When you go to a pumpkin patch, you pick the biggest, roundest pumpkin you can carry, trade it out a few times for ones along the way that you like better, then you walk out of the patch smiling, sure you have THE BEST pumpkin on the planet, or at least in the patch.

Yeah, that is NOT how it works with Christmas trees.  Maybe it's because we are evil and should not kill an innocent tree for a leftover pagan ritual turned modern consumer trend.  I don't know, but it would seem that two tree snobs like Guy and I should NOT have to go to 5 tree lots to find a dead tree we both like!

(Maybe you should have started looking sooner than the 16th, you say?  Shush.)

Eventually we found ourselves back at the same hardware store parking lot that we have ended up at every year for 11 of our 12 Chrismas's here, regardless of where we start.

Guy found a tree he liked.  His priority was Fullness.
I found a tree I liked.  It had a nice top.  I'm a top girl.
Guy and I each held up our trees.  
We counted to three and told the kids to point at the one they liked...

Which cracked me the heck up.  
My tree was victorious!  
(Nano remained neutral.  I think that was wise).

Back at home the lights magically appeared on the tree (or I spent a really long time, profanity-free, of course, putting them on).  Yeah. Magic.

And *poof!*, it was decorated, without any squabbles or broken ornaments or anything.

The tree lost half it's needles by Christmas.  It sort of looked like a really tall tumbleweed.

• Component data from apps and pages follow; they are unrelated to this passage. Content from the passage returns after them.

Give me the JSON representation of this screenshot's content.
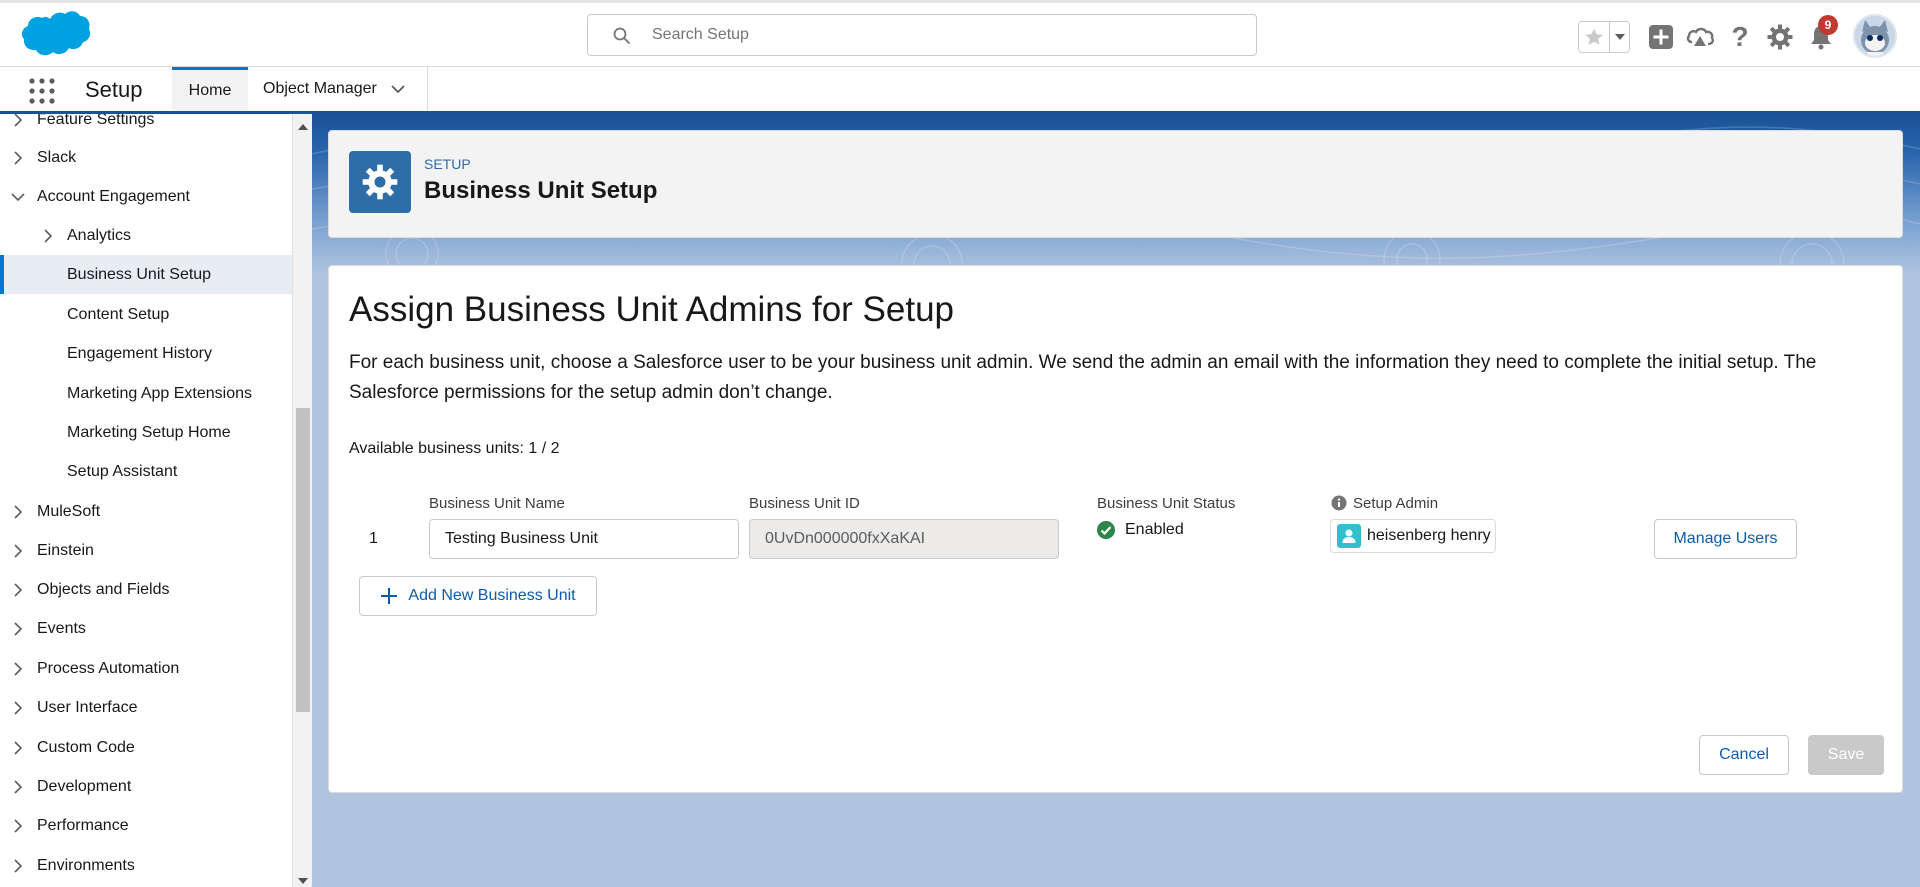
{
  "header": {
    "search_placeholder": "Search Setup",
    "notification_count": "9",
    "icons": [
      "salesforce-cloud-logo",
      "search-icon",
      "star-icon",
      "chevron-down-icon",
      "add-icon",
      "trailhead-icon",
      "help-icon",
      "gear-icon",
      "bell-icon",
      "avatar"
    ]
  },
  "context": {
    "app_name": "Setup",
    "tabs": [
      {
        "label": "Home"
      },
      {
        "label": "Object Manager"
      }
    ]
  },
  "sidebar": {
    "items": [
      {
        "label": "Feature Settings",
        "expandable": true,
        "expanded": false
      },
      {
        "label": "Slack",
        "expandable": true,
        "expanded": false
      },
      {
        "label": "Account Engagement",
        "expandable": true,
        "expanded": true
      },
      {
        "label": "Analytics",
        "expandable": true,
        "expanded": false
      },
      {
        "label": "Business Unit Setup",
        "selected": true
      },
      {
        "label": "Content Setup"
      },
      {
        "label": "Engagement History"
      },
      {
        "label": "Marketing App Extensions"
      },
      {
        "label": "Marketing Setup Home"
      },
      {
        "label": "Setup Assistant"
      },
      {
        "label": "MuleSoft",
        "expandable": true,
        "expanded": false
      },
      {
        "label": "Einstein",
        "expandable": true,
        "expanded": false
      },
      {
        "label": "Objects and Fields",
        "expandable": true,
        "expanded": false
      },
      {
        "label": "Events",
        "expandable": true,
        "expanded": false
      },
      {
        "label": "Process Automation",
        "expandable": true,
        "expanded": false
      },
      {
        "label": "User Interface",
        "expandable": true,
        "expanded": false
      },
      {
        "label": "Custom Code",
        "expandable": true,
        "expanded": false
      },
      {
        "label": "Development",
        "expandable": true,
        "expanded": false
      },
      {
        "label": "Performance",
        "expandable": true,
        "expanded": false
      },
      {
        "label": "Environments",
        "expandable": true,
        "expanded": false
      }
    ]
  },
  "page_header": {
    "eyebrow": "SETUP",
    "title": "Business Unit Setup"
  },
  "card": {
    "heading": "Assign Business Unit Admins for Setup",
    "description": "For each business unit, choose a Salesforce user to be your business unit admin. We send the admin an email with the information they need to complete the initial setup. The Salesforce permissions for the setup admin don’t change.",
    "available": "Available business units: 1 / 2",
    "columns": {
      "name": "Business Unit Name",
      "id": "Business Unit ID",
      "status": "Business Unit Status",
      "admin": "Setup Admin"
    },
    "rows": [
      {
        "num": "1",
        "name": "Testing Business Unit",
        "id": "0UvDn000000fxXaKAI",
        "status": "Enabled",
        "admin": "heisenberg henry",
        "manage_label": "Manage Users"
      }
    ],
    "add_label": "Add New Business Unit",
    "cancel_label": "Cancel",
    "save_label": "Save"
  },
  "colors": {
    "brand_blue": "#0176d3",
    "header_tile": "#2e6da8",
    "status_green": "#2e844a",
    "badge_red": "#c23934",
    "user_icon_teal": "#34becd"
  }
}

Maybe Guy's tree would have been better.  
(shhh.  Don't tell him I told you so).